The past year I’ve been in a process of reinventing myself. It has been a journey into discovering my sense of self worth and what it means to show up and say, “yes” and when it is okay to stay home or say, “no.”
Reinvention meant a personal revolution, it meant turning over and reimagining what my life might look like. Reinvention meant embracing the fact that showing up and saying “yes,” might mean being situations I never imagined I would be, accepting that not everyone will like me (I know, crazy? right), and acknowledging when things go well. It also showed me that by practicing self care (and that meant sometimes saying “no”) I had more energy and was a better Mel.
A major part of my personal revolution is acknowledging when things are actually going okay, accepting and embracing my successes. (I hope you’ll keep in mind that even as I write this, I’m very uncomfortable with the idea of doing this. Not sure where I picked this up, but I grew up with a sense of just doing good things and keep going. I am overachievy and know this, but nothing is ever good enough and even if it is, I certainly don’t acknowledge it. That would be showing off. And no one wants to be a show off. )
If I look back upon how things have shifted in the last twelve months, I almost don’t recognize my own life. And that is something worthy of attention–perhaps even recognition.
The fact is, when someone asked me recently what I would do to improve my life, or do something different, I realized that I was doing exactly what I set out to do. I am working on my dream project with a dream editor and revving up to submit the next draft in two weeks. I am giving back to my community by teaching English part time, picking up a few freelance social media (answer this Call for Papers) and writing projects and manuscript consultation clients.
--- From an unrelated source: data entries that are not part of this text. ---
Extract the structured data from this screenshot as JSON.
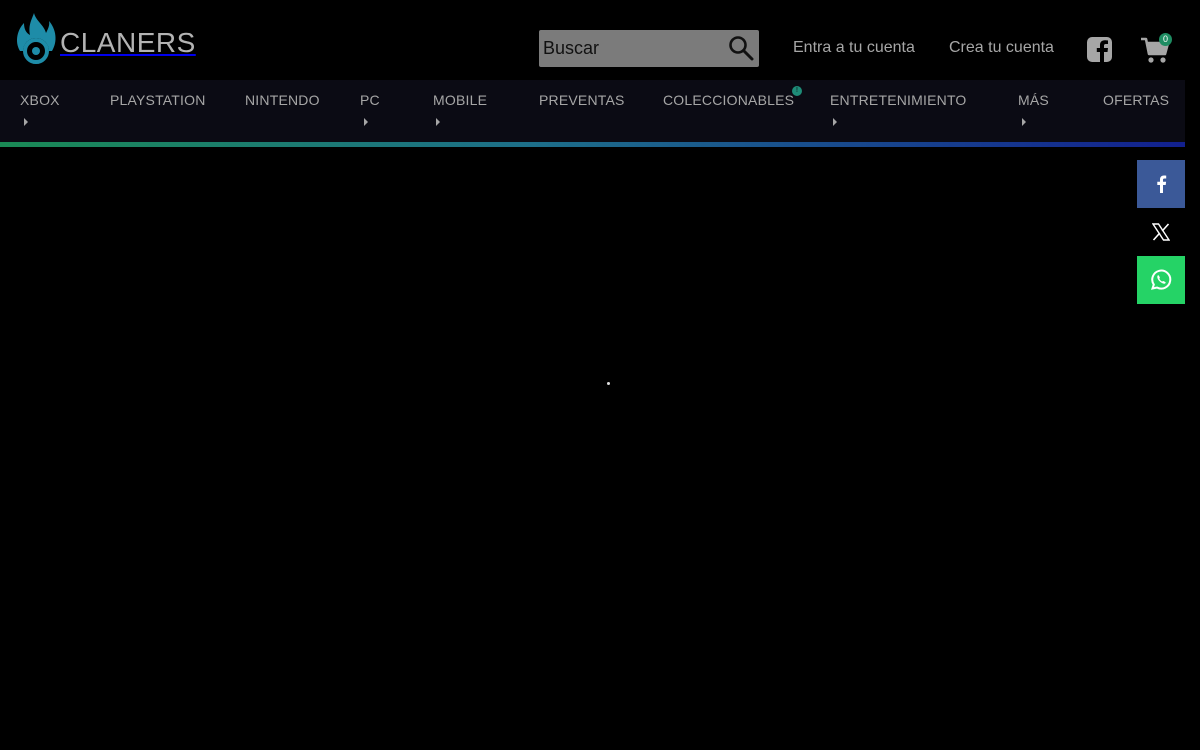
{
  "brand": {
    "name": "CLANERS",
    "accent": "#1e8ca8"
  },
  "search": {
    "placeholder": "Buscar"
  },
  "account": {
    "login_label": "Entra a tu cuenta",
    "register_label": "Crea tu cuenta"
  },
  "cart": {
    "count": "0"
  },
  "nav": {
    "items": [
      {
        "label": "XBOX",
        "has_submenu": true
      },
      {
        "label": "PLAYSTATION",
        "has_submenu": false
      },
      {
        "label": "NINTENDO",
        "has_submenu": false
      },
      {
        "label": "PC",
        "has_submenu": true
      },
      {
        "label": "MOBILE",
        "has_submenu": true
      },
      {
        "label": "PREVENTAS",
        "has_submenu": false
      },
      {
        "label": "COLECCIONABLES",
        "has_submenu": false,
        "badge": "!"
      },
      {
        "label": "ENTRETENIMIENTO",
        "has_submenu": true
      },
      {
        "label": "MÁS",
        "has_submenu": true
      },
      {
        "label": "OFERTAS",
        "has_submenu": false
      }
    ]
  },
  "share": {
    "icons": [
      "facebook-icon",
      "x-icon",
      "whatsapp-icon"
    ]
  },
  "colors": {
    "background": "#000000",
    "nav_bg": "#0b0b14",
    "facebook": "#3b5998",
    "whatsapp": "#25d366",
    "badge": "#1e8c62"
  }
}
One of these opportunities allowed me to return to PEI and work with the community. (I plan to write more about that soon.) I am also volunteering for organizations that I care about and gave two lecture with people I respect, most recently at NeMLA:
As I enter this next phase–which involves a “to do” list in multiple variations and for multiple tasks–I’m both excited and scared for what will come next. I am at once present and looking forward. Practicing gratitude is a big part, as is recognizing the fear in failing and succeeding. I worry that what I create will fall flat of my own expectations. But. BUT. I am excited to be heading into the writing cave, the next semester, two trips this summer (with a possible third). I am excited to connect with old friends, engage with new ones, and be grateful when it all goes in an entirely different direction than what I had envisioned.
Because, honestly, it is probably better.